======== Data for analysis

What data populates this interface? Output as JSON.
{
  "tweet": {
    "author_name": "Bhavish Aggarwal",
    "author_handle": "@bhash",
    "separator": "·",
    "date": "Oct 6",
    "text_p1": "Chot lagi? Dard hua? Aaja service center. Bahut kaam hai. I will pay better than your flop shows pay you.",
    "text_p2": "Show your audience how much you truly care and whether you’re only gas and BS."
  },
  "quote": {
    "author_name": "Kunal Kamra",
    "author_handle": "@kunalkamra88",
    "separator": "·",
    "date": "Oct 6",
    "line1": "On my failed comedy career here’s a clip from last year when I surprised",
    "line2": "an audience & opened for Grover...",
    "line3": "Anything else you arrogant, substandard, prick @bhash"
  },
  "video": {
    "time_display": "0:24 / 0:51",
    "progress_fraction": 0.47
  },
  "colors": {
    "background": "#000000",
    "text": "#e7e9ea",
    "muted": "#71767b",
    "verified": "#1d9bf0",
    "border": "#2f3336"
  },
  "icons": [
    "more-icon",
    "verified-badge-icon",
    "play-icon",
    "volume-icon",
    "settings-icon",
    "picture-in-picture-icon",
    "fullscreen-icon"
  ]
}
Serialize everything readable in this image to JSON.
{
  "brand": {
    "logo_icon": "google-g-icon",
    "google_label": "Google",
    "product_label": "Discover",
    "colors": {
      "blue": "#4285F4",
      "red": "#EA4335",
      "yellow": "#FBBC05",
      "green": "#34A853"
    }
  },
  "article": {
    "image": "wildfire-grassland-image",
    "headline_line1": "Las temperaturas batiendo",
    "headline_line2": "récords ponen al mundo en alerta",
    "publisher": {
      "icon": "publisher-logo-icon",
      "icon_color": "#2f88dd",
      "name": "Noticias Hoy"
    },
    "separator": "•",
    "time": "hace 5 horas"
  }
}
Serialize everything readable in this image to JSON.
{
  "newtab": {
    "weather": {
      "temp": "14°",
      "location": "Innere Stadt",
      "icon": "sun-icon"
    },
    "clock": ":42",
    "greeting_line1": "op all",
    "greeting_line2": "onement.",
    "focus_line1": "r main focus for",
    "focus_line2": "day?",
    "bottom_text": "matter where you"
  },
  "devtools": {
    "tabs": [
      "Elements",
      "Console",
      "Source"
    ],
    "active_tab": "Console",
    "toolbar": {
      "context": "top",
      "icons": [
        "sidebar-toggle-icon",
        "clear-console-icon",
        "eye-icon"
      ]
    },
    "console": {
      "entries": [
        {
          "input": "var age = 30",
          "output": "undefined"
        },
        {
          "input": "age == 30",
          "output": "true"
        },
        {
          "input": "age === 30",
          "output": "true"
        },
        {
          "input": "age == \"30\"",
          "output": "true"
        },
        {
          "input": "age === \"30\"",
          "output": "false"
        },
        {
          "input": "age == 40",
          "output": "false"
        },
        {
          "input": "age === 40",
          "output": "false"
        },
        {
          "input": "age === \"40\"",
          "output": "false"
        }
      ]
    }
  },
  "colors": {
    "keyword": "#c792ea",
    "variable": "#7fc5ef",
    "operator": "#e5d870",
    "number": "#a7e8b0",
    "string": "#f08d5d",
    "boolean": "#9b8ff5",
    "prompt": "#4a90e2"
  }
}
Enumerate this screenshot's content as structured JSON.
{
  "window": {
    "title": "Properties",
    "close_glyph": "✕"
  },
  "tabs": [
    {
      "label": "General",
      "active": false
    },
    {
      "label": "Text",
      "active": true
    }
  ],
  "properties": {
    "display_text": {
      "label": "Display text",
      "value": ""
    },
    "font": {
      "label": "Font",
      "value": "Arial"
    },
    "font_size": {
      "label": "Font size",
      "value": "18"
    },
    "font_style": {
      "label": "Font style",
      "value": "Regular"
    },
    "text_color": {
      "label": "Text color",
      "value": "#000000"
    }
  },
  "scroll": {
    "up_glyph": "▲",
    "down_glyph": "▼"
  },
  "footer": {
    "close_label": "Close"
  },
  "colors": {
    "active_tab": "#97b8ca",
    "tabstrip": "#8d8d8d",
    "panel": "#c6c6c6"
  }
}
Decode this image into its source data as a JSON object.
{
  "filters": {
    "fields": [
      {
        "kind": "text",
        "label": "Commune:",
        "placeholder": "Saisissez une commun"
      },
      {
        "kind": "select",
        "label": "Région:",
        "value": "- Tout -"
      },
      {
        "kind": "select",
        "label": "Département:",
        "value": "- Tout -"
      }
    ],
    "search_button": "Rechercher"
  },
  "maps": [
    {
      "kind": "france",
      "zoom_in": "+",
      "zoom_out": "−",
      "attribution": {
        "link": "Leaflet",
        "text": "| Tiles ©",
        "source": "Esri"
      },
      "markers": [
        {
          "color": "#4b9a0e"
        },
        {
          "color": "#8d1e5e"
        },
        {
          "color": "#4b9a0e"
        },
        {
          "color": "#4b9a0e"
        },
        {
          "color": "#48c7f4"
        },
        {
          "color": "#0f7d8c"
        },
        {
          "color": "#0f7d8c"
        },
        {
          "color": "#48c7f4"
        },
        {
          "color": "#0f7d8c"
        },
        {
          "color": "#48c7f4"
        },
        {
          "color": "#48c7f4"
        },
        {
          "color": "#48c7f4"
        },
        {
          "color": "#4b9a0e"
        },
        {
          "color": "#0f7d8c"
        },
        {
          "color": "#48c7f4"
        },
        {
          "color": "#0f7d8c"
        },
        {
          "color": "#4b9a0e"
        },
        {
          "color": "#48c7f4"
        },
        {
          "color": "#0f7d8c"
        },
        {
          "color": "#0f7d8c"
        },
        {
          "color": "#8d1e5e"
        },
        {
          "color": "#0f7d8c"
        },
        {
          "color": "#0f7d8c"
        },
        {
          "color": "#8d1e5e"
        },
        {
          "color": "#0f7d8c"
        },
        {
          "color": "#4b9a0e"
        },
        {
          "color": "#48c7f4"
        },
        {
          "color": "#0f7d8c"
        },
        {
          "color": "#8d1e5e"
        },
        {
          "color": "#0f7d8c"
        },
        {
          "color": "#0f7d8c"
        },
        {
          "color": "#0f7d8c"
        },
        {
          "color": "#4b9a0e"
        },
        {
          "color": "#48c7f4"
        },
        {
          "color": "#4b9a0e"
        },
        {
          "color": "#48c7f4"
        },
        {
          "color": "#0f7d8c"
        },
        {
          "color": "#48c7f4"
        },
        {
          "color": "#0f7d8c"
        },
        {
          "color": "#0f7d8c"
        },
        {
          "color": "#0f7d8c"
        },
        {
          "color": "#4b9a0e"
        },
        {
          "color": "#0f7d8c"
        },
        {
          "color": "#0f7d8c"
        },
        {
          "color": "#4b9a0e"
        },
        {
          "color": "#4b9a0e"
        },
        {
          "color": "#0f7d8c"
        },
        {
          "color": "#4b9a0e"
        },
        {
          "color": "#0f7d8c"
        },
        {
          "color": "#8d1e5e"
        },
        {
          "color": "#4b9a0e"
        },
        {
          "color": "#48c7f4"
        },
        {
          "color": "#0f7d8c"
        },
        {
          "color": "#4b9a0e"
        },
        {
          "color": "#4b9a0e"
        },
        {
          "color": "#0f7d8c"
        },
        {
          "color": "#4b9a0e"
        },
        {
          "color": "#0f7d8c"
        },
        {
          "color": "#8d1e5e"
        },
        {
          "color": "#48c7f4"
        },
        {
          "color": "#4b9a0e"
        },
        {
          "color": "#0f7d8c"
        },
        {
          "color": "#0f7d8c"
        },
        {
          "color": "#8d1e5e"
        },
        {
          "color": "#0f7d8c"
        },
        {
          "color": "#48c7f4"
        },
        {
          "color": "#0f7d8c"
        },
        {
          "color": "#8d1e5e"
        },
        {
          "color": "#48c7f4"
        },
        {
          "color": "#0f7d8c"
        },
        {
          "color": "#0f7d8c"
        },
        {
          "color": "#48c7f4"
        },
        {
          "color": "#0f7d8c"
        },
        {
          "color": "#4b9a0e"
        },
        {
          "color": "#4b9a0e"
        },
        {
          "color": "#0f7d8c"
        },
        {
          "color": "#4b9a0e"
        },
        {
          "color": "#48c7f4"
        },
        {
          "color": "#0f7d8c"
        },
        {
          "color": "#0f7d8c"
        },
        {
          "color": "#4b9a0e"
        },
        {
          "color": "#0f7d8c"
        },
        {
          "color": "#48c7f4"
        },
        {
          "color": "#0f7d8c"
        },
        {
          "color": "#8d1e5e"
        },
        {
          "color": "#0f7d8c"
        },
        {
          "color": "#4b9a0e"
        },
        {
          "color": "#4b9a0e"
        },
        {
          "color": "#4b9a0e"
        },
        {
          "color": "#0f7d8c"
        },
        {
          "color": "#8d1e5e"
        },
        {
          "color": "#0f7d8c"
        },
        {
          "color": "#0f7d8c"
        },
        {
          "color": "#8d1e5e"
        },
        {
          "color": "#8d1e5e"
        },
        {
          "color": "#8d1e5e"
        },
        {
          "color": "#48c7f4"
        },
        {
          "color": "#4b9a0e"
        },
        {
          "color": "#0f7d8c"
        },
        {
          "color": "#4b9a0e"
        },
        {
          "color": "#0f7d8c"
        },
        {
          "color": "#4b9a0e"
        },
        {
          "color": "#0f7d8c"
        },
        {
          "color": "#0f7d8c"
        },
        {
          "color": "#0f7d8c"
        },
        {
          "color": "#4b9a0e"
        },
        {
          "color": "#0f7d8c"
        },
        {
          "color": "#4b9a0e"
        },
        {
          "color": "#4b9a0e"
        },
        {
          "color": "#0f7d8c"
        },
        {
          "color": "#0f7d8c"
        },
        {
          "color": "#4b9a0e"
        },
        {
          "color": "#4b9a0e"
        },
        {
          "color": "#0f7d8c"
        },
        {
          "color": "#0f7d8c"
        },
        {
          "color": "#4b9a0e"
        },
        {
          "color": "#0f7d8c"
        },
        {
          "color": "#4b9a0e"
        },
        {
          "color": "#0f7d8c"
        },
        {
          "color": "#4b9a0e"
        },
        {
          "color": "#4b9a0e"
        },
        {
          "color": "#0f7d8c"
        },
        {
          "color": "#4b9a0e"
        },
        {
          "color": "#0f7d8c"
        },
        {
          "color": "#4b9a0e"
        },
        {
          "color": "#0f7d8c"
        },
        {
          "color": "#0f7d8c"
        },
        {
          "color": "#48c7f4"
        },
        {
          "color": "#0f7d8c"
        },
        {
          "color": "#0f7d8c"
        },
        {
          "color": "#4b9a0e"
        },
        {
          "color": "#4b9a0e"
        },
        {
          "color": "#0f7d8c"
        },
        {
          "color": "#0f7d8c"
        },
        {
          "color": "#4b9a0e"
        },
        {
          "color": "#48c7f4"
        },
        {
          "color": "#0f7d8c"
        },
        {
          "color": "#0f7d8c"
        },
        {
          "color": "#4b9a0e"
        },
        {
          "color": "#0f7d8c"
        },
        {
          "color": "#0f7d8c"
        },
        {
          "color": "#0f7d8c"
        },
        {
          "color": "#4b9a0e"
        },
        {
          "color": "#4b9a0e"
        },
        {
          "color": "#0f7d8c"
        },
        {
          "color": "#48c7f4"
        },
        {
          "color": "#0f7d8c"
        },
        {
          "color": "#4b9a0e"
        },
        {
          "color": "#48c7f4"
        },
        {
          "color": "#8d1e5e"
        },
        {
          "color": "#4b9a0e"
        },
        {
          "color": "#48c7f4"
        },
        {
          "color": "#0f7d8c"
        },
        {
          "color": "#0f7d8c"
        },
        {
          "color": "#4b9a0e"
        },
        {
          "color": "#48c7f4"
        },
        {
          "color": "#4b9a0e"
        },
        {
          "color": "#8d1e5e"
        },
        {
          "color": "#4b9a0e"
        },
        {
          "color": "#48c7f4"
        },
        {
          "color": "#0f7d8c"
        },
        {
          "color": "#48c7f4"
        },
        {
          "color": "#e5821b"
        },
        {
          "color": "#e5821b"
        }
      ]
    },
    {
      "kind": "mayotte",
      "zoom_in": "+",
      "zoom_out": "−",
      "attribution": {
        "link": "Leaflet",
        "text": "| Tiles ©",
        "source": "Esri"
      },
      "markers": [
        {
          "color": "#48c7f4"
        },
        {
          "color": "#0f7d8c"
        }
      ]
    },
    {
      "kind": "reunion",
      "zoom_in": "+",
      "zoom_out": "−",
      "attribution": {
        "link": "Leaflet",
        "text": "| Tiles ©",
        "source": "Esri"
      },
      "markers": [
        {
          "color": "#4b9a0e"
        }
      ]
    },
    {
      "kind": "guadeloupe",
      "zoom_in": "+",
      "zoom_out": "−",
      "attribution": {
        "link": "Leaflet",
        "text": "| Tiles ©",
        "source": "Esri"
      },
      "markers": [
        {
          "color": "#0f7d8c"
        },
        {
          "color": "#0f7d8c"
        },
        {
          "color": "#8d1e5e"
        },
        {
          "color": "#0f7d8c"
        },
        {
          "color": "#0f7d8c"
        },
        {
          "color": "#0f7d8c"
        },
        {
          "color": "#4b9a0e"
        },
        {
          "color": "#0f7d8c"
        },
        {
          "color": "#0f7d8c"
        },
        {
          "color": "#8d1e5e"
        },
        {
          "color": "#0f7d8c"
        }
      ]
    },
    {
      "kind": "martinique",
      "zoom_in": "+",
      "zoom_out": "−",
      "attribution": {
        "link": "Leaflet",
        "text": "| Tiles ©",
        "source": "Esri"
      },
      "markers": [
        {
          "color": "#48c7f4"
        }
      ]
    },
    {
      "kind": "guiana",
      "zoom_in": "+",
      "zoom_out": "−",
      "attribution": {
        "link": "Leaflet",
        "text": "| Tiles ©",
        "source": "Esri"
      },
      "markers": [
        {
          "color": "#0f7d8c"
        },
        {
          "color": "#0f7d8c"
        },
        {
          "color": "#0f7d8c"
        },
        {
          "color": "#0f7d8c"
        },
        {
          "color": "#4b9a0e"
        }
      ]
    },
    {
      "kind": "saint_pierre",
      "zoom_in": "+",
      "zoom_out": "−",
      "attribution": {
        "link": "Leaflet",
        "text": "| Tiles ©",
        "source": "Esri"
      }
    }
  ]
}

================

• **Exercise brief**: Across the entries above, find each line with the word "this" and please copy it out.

• **Reply to the task**:
What data populates this interface? Output as JSON.
Serialize everything readable in this image to JSON.
Serialize everything readable in this image to JSON.
Enumerate this screenshot's content as structured JSON.
Decode this image into its source data as a JSON object.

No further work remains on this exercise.